EXERCISE =
Write the records out once more. Leave each line exactly as given.
── EXERCISE INPUT
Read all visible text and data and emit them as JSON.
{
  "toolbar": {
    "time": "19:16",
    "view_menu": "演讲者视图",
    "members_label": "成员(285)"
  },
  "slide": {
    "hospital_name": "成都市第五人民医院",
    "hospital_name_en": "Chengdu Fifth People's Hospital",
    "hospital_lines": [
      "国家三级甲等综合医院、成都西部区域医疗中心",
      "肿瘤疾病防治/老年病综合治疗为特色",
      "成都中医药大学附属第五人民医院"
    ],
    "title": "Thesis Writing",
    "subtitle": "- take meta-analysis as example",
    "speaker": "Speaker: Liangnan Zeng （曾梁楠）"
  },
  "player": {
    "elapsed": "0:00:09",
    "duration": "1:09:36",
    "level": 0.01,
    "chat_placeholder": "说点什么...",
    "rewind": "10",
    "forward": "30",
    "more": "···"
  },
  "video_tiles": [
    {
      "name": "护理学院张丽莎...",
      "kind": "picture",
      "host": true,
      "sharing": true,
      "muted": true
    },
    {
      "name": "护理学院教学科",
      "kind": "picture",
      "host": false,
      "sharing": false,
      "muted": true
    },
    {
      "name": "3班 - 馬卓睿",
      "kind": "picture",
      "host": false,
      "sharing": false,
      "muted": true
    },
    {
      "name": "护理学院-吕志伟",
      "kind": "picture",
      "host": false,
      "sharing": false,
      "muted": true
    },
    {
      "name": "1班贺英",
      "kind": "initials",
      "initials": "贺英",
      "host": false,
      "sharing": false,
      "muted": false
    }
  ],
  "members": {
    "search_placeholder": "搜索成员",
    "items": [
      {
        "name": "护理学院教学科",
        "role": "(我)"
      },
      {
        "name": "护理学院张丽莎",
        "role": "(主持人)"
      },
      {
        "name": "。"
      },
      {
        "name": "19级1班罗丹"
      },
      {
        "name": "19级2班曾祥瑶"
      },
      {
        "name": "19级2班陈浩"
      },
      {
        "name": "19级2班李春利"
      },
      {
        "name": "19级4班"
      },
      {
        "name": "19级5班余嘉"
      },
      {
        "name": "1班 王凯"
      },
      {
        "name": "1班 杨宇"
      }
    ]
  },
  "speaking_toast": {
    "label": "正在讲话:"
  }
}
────
SOLUTION FOR THIS PROBLEM =
Read all visible text and data and emit them as JSON.
{
  "toolbar": {
    "time": "19:16",
    "view_menu": "演讲者视图",
    "members_label": "成员(285)"
  },
  "slide": {
    "hospital_name": "成都市第五人民医院",
    "hospital_name_en": "Chengdu Fifth People's Hospital",
    "hospital_lines": [
      "国家三级甲等综合医院、成都西部区域医疗中心",
      "肿瘤疾病防治/老年病综合治疗为特色",
      "成都中医药大学附属第五人民医院"
    ],
    "title": "Thesis Writing",
    "subtitle": "- take meta-analysis as example",
    "speaker": "Speaker: Liangnan Zeng （曾梁楠）"
  },
  "player": {
    "elapsed": "0:00:09",
    "duration": "1:09:36",
    "level": 0.01,
    "chat_placeholder": "说点什么...",
    "rewind": "10",
    "forward": "30",
    "more": "···"
  },
  "video_tiles": [
    {
      "name": "护理学院张丽莎...",
      "kind": "picture",
      "host": true,
      "sharing": true,
      "muted": true
    },
    {
      "name": "护理学院教学科",
      "kind": "picture",
      "host": false,
      "sharing": false,
      "muted": true
    },
    {
      "name": "3班 - 馬卓睿",
      "kind": "picture",
      "host": false,
      "sharing": false,
      "muted": true
    },
    {
      "name": "护理学院-吕志伟",
      "kind": "picture",
      "host": false,
      "sharing": false,
      "muted": true
    },
    {
      "name": "1班贺英",
      "kind": "initials",
      "initials": "贺英",
      "host": false,
      "sharing": false,
      "muted": false
    }
  ],
  "members": {
    "search_placeholder": "搜索成员",
    "items": [
      {
        "name": "护理学院教学科",
        "role": "(我)"
      },
      {
        "name": "护理学院张丽莎",
        "role": "(主持人)"
      },
      {
        "name": "。"
      },
      {
        "name": "19级1班罗丹"
      },
      {
        "name": "19级2班曾祥瑶"
      },
      {
        "name": "19级2班陈浩"
      },
      {
        "name": "19级2班李春利"
      },
      {
        "name": "19级4班"
      },
      {
        "name": "19级5班余嘉"
      },
      {
        "name": "1班 王凯"
      },
      {
        "name": "1班 杨宇"
      }
    ]
  },
  "speaking_toast": {
    "label": "正在讲话:"
  }
}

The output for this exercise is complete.